“The Umbria Region is among the first in Italy to have set up a vaccination prevention intervention plan. After the approval of the National Vaccination Prevention Plan (Pnpv) 2023-2025, on 2 August last at the State-Regions Conference, we put in field all the strategies that the program itself envisages, i.e. vaccinating by risk class. Thanks to general practitioners, Umbria represents a great example of vaccination capacity”. Thus at Adnkronos Salute Massimo D’Angelo, director of Health and Welfare of the Umbria Region, before opening the work of the Fimmg Regione Umbria project entitled ‘The role of the general practitioner in the management of anti-herpes zoster vaccination: new perspectives for protecting the patient” underway in Perugia. Vaccinating “is a public health priority that has a double objective – continues D’Angelo – to protect the individual and the community”.

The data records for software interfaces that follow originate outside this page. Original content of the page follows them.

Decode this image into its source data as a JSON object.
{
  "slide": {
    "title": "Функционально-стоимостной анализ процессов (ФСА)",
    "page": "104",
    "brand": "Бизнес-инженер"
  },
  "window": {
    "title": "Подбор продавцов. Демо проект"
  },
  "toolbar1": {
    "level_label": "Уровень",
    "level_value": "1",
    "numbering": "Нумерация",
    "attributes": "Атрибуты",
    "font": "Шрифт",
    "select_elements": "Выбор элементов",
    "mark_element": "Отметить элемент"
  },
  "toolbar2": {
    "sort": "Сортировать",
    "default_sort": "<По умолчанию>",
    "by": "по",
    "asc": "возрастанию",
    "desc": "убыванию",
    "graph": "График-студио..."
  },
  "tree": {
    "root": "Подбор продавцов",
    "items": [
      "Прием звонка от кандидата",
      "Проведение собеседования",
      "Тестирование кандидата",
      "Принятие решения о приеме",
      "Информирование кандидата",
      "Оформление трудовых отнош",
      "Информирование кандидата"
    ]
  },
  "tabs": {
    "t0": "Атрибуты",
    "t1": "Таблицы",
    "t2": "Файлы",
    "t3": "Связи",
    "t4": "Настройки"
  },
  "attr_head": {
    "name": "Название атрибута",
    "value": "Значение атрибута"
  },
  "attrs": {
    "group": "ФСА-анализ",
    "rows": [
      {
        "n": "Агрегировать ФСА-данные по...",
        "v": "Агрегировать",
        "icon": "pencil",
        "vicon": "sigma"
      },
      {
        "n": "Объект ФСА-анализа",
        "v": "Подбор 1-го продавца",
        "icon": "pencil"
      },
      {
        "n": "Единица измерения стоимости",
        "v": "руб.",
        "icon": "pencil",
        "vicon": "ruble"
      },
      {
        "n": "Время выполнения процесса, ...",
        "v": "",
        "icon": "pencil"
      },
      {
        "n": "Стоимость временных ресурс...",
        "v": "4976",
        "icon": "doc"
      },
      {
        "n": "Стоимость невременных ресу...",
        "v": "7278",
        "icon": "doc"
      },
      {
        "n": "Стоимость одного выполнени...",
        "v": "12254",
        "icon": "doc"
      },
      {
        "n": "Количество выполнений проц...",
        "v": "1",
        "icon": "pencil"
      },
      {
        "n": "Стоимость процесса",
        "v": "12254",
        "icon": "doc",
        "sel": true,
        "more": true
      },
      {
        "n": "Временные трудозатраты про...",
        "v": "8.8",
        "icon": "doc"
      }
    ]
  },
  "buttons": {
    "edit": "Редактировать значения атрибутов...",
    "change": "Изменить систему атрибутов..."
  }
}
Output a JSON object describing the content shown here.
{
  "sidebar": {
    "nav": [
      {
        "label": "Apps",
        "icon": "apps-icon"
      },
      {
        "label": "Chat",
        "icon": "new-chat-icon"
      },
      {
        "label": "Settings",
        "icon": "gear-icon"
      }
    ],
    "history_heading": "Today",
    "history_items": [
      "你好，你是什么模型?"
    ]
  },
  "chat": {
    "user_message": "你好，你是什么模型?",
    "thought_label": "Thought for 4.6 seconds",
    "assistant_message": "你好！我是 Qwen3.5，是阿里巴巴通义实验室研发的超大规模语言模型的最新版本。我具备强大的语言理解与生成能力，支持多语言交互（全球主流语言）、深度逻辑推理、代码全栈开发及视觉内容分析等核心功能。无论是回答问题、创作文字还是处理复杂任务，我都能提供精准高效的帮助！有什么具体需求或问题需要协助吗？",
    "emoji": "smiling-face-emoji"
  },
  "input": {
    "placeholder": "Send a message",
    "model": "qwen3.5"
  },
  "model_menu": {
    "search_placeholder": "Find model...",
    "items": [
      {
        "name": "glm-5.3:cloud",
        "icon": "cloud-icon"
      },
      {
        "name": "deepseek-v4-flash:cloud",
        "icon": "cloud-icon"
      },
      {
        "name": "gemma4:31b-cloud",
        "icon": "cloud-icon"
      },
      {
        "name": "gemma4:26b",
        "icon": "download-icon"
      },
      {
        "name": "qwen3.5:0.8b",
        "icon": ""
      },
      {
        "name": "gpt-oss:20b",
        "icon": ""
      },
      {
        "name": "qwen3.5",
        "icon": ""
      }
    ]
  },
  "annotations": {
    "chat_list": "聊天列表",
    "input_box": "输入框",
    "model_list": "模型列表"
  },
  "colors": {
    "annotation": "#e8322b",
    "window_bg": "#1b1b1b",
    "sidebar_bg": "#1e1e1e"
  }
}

To confirm the vaccination capacity, continues D’Angelo, “the data: in 2022, compared to the previous year, we were among the first in Italy for vaccination coverage (for example for anti-flu and anti-Covid) on the elderly population. And this has evidently had a notable impact in terms of reducing hospital admissions in a region where the number of people over 65 is very high. These are often immunosuppressed, chronically ill people suffering from COPD, diabetes, cardiovascular diseases , renal failure, therefore subjects at risk”. And D’Angelo has no doubts about the projects that the Umbria Region intends to implement in light of this latest PNPV: “Among the priorities – he remarks – there is certainly the need to encourage integration in terms of strategic planning of activities among general practitioners who operate in the area, especially in disadvantaged areas and in the villages where many frail elderly people live, to guarantee vaccination in a homogeneous form and reduce the inequalities, which nevertheless exist”.
In this way “we can combat the risk of pathology in the population. But the system must reach home, we must also vaccinate at home”. The role of gender medicine is fundamental. “The family doctor has an important role in carrying out the vaccination procedure due to his widespread presence throughout the territory, he knows the individual patient”. Through general practitioners, “we can do promotion and information as well as uniform vaccination intervention on the territory – concludes D’Angelo – and avoid those territorial inequalities which then become health inequalities as well. The action must be as modulated in a homogeneous way throughout the region. These are our objectives that we can only achieve with due programming and planning”.